Throughout the internship, students will receive training from two non-profit organizations; Code in the Schools and Pass IT On. 


“The engagement and collaboration that led to the creation of these internships for City Schools students in our IT pathways is precisely what we want to continue cultivating across the City in order for City Schools, industry, and the community to collectively forge pathways towards strategic career readiness for Baltimore youth,” said  Kumasi Vines, Director Career Readiness at Baltimore City Schools.

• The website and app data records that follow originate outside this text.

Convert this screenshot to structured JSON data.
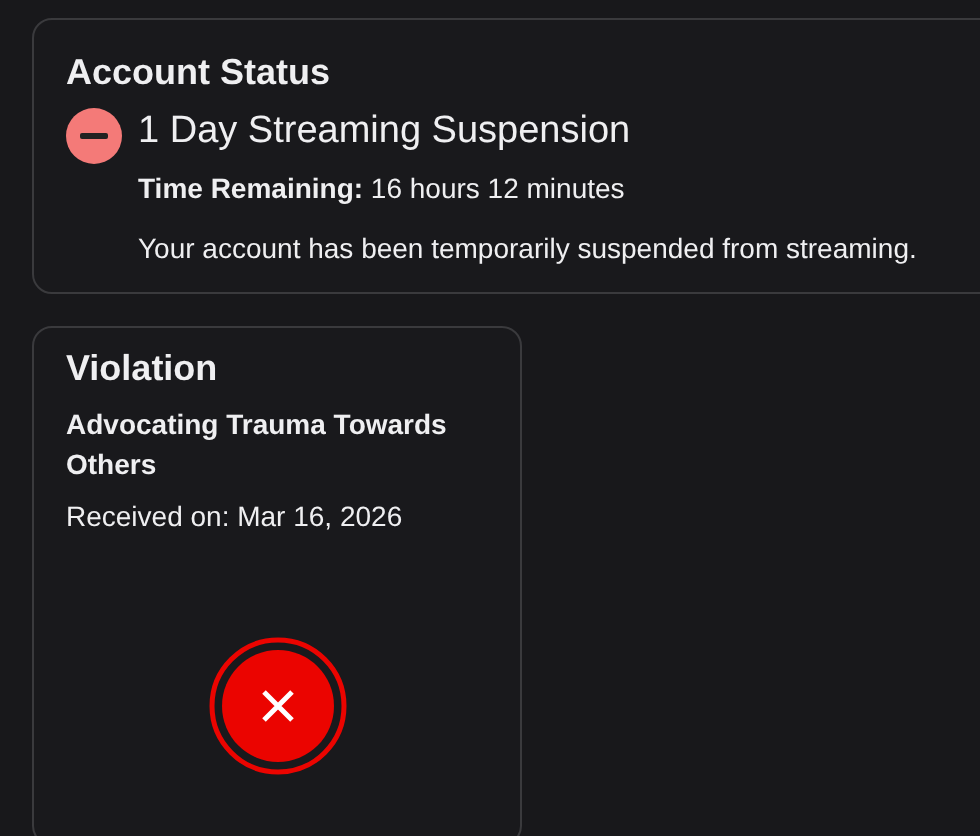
{
  "account_status": {
    "title": "Account Status",
    "suspension": "1 Day Streaming Suspension",
    "time_remaining": "**Time Remaining:** 16 hours 12 minutes",
    "message": "Your account has been temporarily suspended from streaming."
  },
  "violation": {
    "title": "Violation",
    "name": "Advocating Trauma Towards Others",
    "received": "Received on: Mar 16, 2026"
  }
}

"At Code in the Schools we know for a fact that talent is everywhere but opportunity is not. We see it every day. The young people who come through our programs have so much talent and are just waiting for that opportunity,” said Gretchen LeGrand, CEO of Code in the Schools. “The Baltimore Tracks internship pilot is a great start and we’re so thrilled by this group of tech companies and the thought they have put into the projects that the young people will be working on this summer."


“The key to creating a truly diverse technology workforce is exposure. However, many youth in Baltimore City are never given the chance to be exposed to high tech career fields. They miss out on the opportunity to enter life changing career paths. Companies also miss out on bright and talented employment candidates who could contribute greatly to their organization’s efforts if given a chance,” said Professor Willie Sanders, Executive Director of Pass IT On. “That’s why this partnership and program are so critical. It will help remove the barriers to exposure that keep many of our kids from excelling.”

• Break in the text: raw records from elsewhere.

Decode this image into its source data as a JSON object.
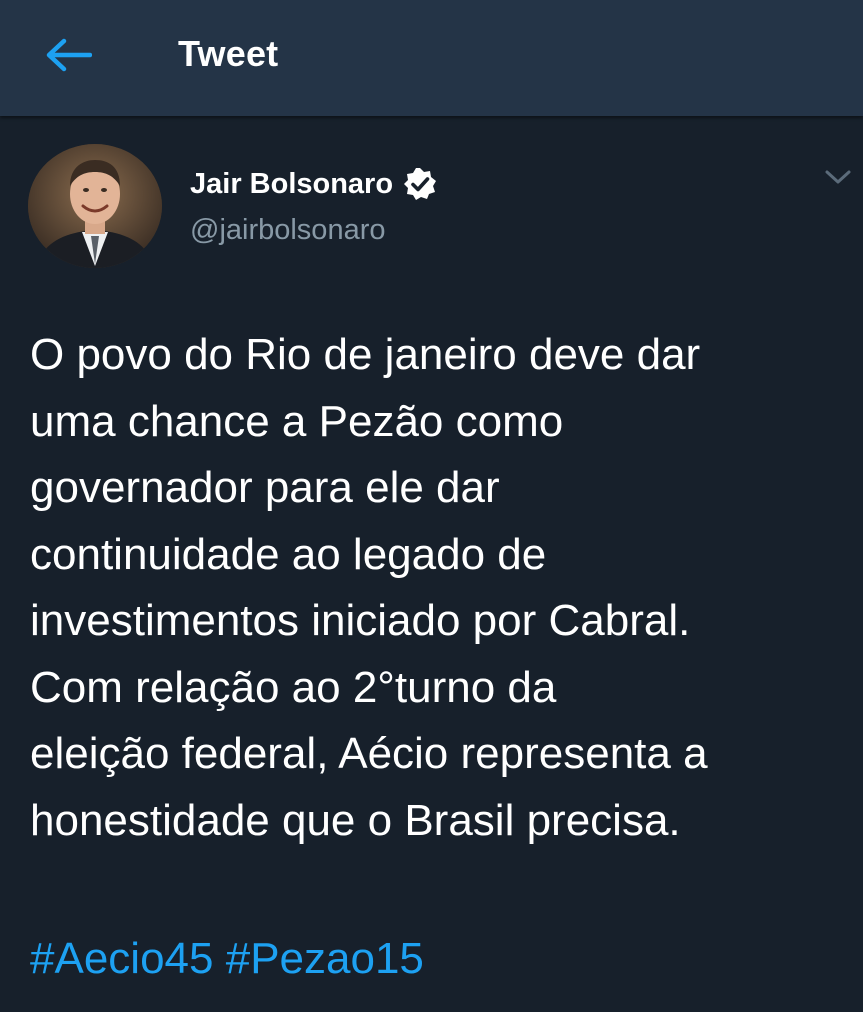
{
  "header": {
    "title": "Tweet",
    "back_icon": "arrow-left-icon"
  },
  "author": {
    "name": "Jair Bolsonaro",
    "handle": "@jairbolsonaro",
    "verified": true,
    "verified_icon": "verified-badge-icon"
  },
  "menu_icon": "chevron-down-icon",
  "tweet": {
    "lines": [
      "O povo do Rio de janeiro deve dar",
      "uma chance a Pezão como",
      "governador para ele dar",
      "continuidade ao legado de",
      "investimentos iniciado por Cabral.",
      "Com relação ao 2°turno da",
      "eleição federal, Aécio representa a",
      "honestidade que o Brasil precisa."
    ],
    "hashtags": [
      "#Aecio45",
      "#Pezao15"
    ]
  },
  "colors": {
    "background": "#17202b",
    "header": "#243447",
    "accent": "#1da1f2",
    "secondary_text": "#8899a6"
  }
}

The internship will also provide students with the opportunity to work with artificial intelligence, build websites, learn how to code in JavaScript and CSS, and more. 



Jodi Aryee, a senior at Baltimore Polytechnic Institute says, “Coding has opened my eyes and allowed me to become more aware because code is everywhere and its millions of lines creating the simplest and easiest things to use like texting or searching. I have a feeling of joy when my code works and I see others using and enjoying it.” 


Theodore Bailey, a recent graduate of Edmondson-Westside High School says he is looking forward to the internship and is excited about how it will impact his future.  “Technology really intrigues me and keeps me focused. Eventually, I want to start my own web design business where I help companies and organizations do a better job promoting their services. I am looking forward to my tech internship this summer because I will continue to improve my technology and business skills and will use the experience for the next step in my career.” 


Michael Castagnola, Chief of Staff at SmartLogic and Baltimore Tracks says, “Businesses must be active participants in solving challenges in the communities in which they operate. We can not solely rely on government or non-profits to solve social challenges — we need to collaborate across sectors to tackle big challenges. In this case, Baltimore City youth need more access to high paying careers of the future.”